- Heat two tablespoons of vegetable oil in a large non-stick frying pan and fry the steak, in batches, over a medium heat, adding extra oil as needed, until the steak pieces are well-browned all over. Do it in batches to keep the heat of the frying pan up high, to brown and seal the meat, not stew it. Remove the steak from the frying pan with a slotted spoon and transfer to a bowl. Fry off all the steak.
- Return the frying pan to the heat and repeat the process with the kidneys, frying on both sides until they are all well-browned – they will take a shorter time and need to be fried separately. Remove the kidneys from the frying pan with a slotted spoon and transfer to the bowl with the cooked steak.

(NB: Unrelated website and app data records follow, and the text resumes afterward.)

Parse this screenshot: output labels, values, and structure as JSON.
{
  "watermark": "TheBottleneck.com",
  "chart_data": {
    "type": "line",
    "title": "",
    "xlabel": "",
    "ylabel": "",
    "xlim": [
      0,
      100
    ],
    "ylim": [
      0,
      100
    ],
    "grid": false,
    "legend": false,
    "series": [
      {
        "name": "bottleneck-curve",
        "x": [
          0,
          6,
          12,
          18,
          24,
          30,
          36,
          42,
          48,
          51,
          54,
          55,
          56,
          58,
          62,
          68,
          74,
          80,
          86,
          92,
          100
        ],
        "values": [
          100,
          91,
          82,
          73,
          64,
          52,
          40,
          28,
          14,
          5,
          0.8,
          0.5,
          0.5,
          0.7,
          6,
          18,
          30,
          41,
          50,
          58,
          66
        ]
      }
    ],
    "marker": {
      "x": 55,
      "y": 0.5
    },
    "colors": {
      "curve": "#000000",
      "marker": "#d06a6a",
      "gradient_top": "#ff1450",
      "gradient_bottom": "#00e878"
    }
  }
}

- Do the same with the mushrooms. Quarter them and fry them in a little oil and transfer them to the bowl with the steak and kidney.

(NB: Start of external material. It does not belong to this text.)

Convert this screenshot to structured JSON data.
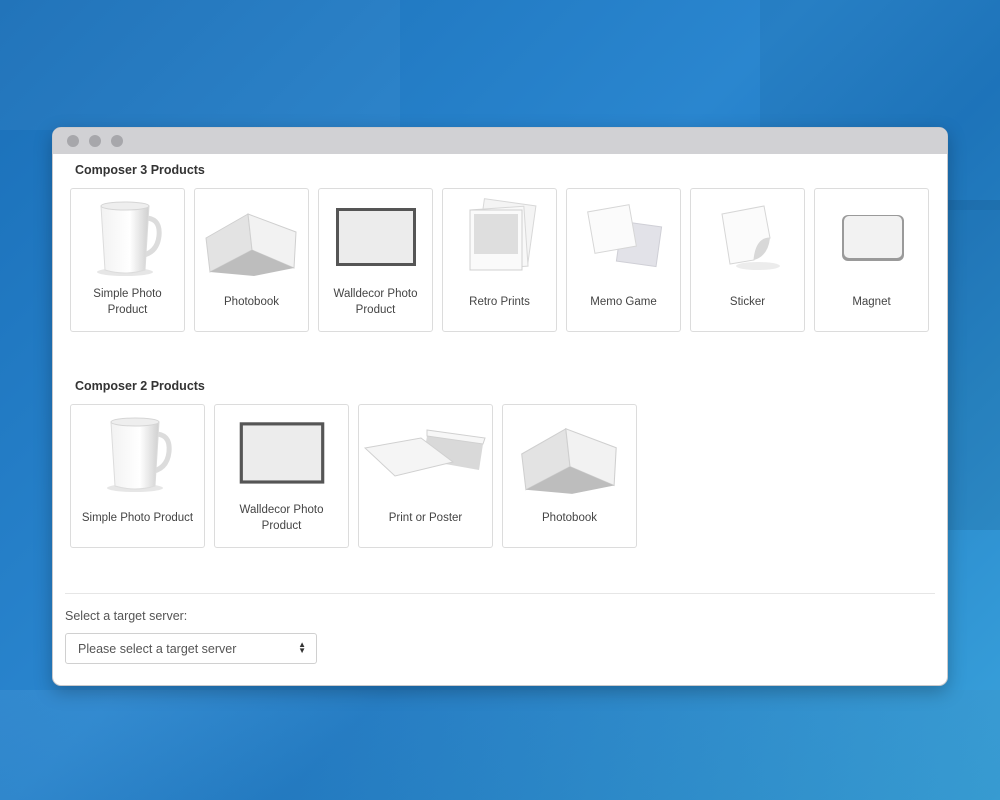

- Deglaze the frying pan with the red wine – pour all of the wine and the deglazed bits over the meat and mushrooms in the bowl.
Allow the meat and mushrooms in the bowl to cool. Once cool add everything in the bowl (including the juices and wine) into the suet lined pudding basin. Pour in enough of the beef stock just to cover everything (top up with more stock or red wine if needed). Season with a little ground sea-salt and black pepper and a dash of Worcestershire Sauce.
Roll out the remaining pastry for the pudding lid. Put on the lid, damping the top edge of the suet crust liner with a little cold water to make it stick. Seal tightly.
Steaming the pudding: Cut a round, large sheet of baking parchment (or greaseproof paper) and one of foil slightly bigger so they will come down at least 10 cm (4 inches) over the sides of the basin. Lay the baking parchment on top of the foil and fold a large pleat down the centre of both (to allow for any pudding expansion). Lay the sheets over the top of the pudding basin (foil side up) and secure around the sides with string – wrap the string around the pudding basin several times tightly and tie the string off to make sure the foil top is secured down firmly and the pudding is sealed. Trim off any excess foil and paper if it is too long. You can even make a string handle by looping it over the top and tying it off under the string going around the basin.
Stand the pudding basin in a deep saucepan (which has a tight fitting lid) on an upturned heatproof plate (or metal bars etc.) to raise it off the bottom of the saucepan – add a little water under the plate to get rid of any air pockets. Pour in boiling water to come just under half way up the side of the pudding basin.
Bring the water to the boil and steam the pudding for 3 hours. Do not let the water go off the boil while the pudding is cooking, and add more boiling water from time to time to maintain the level. Once the Steak And Kidney Pudding has been steamed remove and dry the pudding basin.
Serve the Steak & Kidney Pudding (traditionally in the basin with a clean napkin or tea-towel pinned round it). Serve with creamy mashed potatoes and peas or, on a cold winter’s day, serve with buttered swedes. Use a sharp knife to cut through the suet pasty lid and spoon out each portion to the plate.